### Problem statement
Tally up the lines below that carry the word "values", answering with the figure alone.

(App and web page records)

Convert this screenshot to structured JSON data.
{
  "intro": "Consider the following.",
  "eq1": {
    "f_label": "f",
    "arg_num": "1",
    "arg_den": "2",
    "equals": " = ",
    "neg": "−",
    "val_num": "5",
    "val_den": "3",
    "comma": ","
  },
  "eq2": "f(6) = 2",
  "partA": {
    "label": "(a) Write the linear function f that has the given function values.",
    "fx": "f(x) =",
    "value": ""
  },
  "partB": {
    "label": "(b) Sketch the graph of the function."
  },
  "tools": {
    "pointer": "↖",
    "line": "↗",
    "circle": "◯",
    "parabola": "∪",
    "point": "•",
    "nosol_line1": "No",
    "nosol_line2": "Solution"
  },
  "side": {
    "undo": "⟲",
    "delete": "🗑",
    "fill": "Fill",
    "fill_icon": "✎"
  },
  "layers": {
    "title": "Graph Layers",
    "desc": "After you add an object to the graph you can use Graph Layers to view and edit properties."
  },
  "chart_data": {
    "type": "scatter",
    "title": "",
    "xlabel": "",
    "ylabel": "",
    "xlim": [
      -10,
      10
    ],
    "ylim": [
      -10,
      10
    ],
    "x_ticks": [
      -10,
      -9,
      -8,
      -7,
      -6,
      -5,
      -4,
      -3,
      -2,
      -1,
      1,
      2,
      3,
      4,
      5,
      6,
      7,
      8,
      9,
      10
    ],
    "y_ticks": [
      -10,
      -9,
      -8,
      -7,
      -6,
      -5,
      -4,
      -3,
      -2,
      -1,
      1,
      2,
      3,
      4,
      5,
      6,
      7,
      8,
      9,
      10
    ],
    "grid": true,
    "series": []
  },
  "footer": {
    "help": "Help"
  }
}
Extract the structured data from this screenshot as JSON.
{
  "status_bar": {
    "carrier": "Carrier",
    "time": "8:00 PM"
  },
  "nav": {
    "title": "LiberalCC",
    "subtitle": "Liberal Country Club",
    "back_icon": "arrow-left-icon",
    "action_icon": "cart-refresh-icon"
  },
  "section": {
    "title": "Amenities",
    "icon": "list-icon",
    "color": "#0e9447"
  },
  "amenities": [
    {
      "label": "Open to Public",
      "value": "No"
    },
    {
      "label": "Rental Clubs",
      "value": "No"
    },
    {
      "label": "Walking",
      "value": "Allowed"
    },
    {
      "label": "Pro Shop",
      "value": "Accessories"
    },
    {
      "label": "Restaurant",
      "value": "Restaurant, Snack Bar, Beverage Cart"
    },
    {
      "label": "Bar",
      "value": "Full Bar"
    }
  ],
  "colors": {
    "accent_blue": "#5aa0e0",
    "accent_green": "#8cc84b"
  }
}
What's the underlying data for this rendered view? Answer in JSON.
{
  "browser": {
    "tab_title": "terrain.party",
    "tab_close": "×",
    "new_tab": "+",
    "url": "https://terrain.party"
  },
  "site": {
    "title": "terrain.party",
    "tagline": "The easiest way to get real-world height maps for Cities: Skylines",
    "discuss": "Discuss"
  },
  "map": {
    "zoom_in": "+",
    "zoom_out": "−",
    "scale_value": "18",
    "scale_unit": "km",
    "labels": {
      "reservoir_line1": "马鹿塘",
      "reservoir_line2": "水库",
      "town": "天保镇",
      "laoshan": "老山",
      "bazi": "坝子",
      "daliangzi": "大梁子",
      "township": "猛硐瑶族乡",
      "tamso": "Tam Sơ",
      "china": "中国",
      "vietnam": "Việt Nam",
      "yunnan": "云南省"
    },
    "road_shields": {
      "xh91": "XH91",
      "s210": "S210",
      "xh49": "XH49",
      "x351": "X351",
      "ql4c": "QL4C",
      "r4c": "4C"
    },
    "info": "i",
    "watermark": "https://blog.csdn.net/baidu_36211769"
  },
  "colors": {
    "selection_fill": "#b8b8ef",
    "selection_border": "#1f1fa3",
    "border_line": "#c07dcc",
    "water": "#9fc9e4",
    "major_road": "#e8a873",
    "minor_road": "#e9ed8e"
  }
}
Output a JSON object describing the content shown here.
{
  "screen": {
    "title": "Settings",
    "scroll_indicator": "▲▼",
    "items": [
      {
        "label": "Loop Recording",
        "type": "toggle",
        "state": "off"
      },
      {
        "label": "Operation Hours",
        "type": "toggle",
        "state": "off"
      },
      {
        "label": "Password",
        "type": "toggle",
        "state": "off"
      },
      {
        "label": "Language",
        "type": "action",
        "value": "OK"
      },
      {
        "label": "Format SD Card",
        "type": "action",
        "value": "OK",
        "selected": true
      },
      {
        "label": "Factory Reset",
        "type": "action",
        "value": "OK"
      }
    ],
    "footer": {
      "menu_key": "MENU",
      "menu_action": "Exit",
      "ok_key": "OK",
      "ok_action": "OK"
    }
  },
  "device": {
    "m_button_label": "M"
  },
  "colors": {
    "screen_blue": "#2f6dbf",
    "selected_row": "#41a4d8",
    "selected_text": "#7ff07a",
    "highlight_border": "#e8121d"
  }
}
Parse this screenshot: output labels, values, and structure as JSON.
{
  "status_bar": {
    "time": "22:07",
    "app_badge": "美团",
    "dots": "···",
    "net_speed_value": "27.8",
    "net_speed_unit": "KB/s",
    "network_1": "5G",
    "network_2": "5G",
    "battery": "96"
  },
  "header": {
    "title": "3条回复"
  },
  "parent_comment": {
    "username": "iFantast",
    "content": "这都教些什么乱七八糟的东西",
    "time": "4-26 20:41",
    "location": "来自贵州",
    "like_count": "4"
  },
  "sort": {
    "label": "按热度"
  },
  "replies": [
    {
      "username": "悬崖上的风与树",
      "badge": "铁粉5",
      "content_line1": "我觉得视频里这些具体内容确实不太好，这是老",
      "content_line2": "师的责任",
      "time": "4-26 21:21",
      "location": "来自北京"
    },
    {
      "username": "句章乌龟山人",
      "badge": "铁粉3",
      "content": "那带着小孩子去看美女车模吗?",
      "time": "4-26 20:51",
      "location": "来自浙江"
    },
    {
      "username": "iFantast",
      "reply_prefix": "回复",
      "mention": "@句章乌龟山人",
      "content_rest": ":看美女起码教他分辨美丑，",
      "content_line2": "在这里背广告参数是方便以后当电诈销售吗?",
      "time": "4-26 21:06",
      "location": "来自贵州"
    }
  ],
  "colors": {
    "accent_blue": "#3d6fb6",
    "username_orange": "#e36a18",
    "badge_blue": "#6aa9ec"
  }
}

### Answer to the exercise
2